Top of RECORDS PROVIDED

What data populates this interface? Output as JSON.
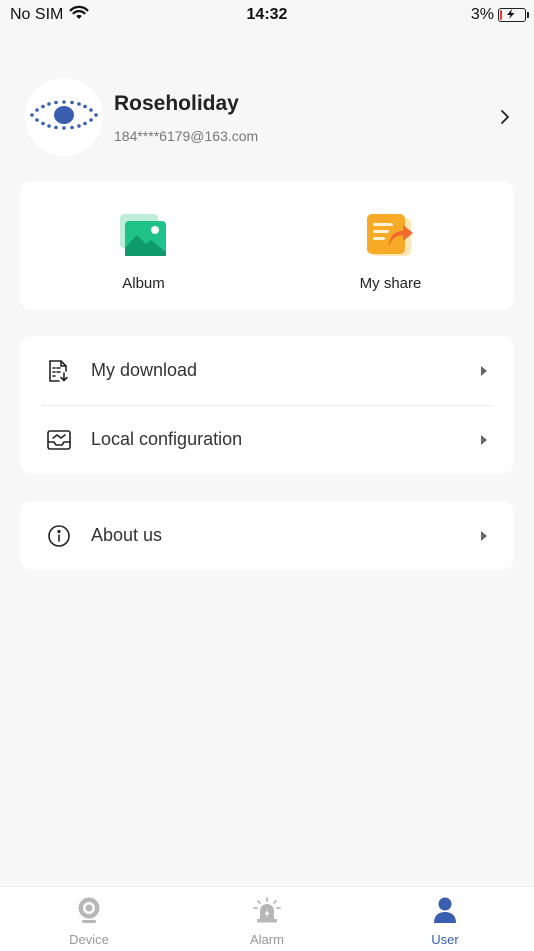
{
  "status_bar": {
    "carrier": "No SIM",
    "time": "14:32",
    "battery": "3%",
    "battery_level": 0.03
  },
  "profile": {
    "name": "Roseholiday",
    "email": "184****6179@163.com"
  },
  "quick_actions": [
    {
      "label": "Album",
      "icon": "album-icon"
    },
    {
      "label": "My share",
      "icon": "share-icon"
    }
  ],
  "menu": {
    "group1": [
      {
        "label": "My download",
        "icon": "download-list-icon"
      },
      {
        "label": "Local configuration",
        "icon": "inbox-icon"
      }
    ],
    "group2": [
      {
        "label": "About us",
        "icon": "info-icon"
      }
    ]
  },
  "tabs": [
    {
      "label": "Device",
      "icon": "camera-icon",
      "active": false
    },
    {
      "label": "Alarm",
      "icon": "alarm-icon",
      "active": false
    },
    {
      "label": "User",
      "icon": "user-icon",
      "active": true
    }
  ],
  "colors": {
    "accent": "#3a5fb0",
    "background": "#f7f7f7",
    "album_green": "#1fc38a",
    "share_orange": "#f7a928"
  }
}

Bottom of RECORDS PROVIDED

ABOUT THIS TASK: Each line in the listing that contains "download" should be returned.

EXERCISE RESPONSE:
        "label": "My download",
        "icon": "download-list-icon"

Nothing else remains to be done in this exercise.